State Education Commissioner John King had a rough week. Senator John Flanagan, Chairman of the New York State Senate Education Committee, has been hosting a series of public hearings on the Regents Reform Agenda. King, along with members of the Board of Regents, have been vigorously defending recent missteps by the State Education Department including the premature roll-out of the Common Core aligned tests last spring and the implementation of questionable curriculum modules this fall.
The conversations heated up last week when Senator Joseph Griffo (47th Senate District) began hosting open town hall style meetings and inviting King to speak. A meeting in Whitesboro on Monday night was attended by over 1,000 passionate critics of the commissioner and King faced a constant barrage of questions and attacks. Here’s a link to the front-page article from the Rome Sentinel: http://romesentinel.com/news?newsid=20131008-142008

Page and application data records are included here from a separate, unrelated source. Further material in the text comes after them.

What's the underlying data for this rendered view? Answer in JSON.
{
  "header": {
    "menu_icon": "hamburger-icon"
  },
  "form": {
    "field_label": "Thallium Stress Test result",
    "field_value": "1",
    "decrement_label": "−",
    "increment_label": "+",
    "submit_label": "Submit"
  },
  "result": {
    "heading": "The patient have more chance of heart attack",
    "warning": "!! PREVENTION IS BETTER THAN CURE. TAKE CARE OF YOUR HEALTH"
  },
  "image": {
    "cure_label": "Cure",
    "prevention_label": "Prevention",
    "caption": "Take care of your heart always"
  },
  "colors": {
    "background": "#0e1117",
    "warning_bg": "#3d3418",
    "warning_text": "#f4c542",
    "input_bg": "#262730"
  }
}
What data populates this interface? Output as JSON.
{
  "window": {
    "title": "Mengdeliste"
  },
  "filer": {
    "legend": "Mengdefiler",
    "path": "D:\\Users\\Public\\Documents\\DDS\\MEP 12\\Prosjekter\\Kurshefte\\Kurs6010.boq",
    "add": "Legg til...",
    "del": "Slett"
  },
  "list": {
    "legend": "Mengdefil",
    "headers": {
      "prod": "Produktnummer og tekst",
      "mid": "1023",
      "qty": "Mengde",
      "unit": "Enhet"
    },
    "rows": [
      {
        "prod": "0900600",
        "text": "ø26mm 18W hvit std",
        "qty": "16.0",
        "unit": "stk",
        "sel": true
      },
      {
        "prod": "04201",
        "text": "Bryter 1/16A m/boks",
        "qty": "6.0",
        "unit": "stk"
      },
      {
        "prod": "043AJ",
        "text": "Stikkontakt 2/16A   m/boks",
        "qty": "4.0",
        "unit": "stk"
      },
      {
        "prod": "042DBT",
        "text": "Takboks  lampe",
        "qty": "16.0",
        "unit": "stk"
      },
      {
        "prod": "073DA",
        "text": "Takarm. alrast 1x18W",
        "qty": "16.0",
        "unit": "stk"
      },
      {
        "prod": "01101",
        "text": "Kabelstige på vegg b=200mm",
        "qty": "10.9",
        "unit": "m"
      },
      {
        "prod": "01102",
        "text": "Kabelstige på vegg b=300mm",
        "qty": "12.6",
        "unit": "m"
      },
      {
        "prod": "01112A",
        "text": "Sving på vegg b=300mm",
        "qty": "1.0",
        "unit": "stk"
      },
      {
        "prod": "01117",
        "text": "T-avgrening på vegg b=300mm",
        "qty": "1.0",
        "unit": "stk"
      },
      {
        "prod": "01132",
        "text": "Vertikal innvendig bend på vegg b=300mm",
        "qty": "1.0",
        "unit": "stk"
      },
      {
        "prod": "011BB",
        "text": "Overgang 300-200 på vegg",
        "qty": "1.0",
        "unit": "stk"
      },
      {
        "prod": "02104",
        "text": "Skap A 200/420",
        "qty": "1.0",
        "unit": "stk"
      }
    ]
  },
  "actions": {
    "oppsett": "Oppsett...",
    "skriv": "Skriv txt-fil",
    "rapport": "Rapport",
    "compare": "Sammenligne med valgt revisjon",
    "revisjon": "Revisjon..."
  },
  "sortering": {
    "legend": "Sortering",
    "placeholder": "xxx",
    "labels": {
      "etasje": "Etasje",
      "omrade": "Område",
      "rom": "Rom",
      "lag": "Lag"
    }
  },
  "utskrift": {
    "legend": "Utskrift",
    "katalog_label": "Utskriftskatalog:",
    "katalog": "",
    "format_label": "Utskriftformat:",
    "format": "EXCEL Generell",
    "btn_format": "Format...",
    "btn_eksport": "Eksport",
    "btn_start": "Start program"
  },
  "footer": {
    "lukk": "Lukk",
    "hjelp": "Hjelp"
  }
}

Thursday, King attended an open forum in Spackenkill (near Poughkeepsie) hosted by the NYS PTA. The attendees were relentless in their critique of the commissioner who, usually cool under fire, began to stumble as he struggled to defend the new state curriculum. He was even flustered by a series of attacks on his decision to send his own children to a Montessori school in Albany.
After Thursday’s embarassment of a public meeting, the NYS PTA announced Friday that they were cancelling the remaining town hall forums scheduled this month in Garden City, Clifton Park, Williamsville, and New Hartford.
Critics have been calling for accountability at SED for the last two years. It should come as no surprise that local union leaders and parents are frustrated with the gross mismanagement demonstrated by King’s administration. In January of 2012, this blogger called for the politicians in Albany to address the runaway obsession with factory testing in our schools. In April of last year, members of the Buffalo teachers union walked out on an address by King in protest of his handling of the new teacher evaluation system. At that same meeting, I publicly called for King’s resignation and asked our state union leaders to do the same. And earlier this year I extended that challenge to our local representatives, asking them to step up and demand transparency and accountability from the bureaucrats at SED.
So, after the epic public relations failure that unfolded in Whiteboro and Spackenkill this week, is it possible that the politicians and bureaucrats in Albany will come to view Commissioner King as a political liability? Has his ability to effectively manage the state’s reform agenda been so compromised that Board of Regents Chancellor Tisch, Governor Cuomo, and NYSUT President Ianuzzi will finally call for King’s resignation? If so, they’ll be able to put the disaster of the King years behind them and begin to refocus on the real challenges our schools face. If they choose the status quo, if they choose to continue with business as usual, then their silence will be a deafening reminder of their disconnect with the parents, teachers, and kids in New York’s schools.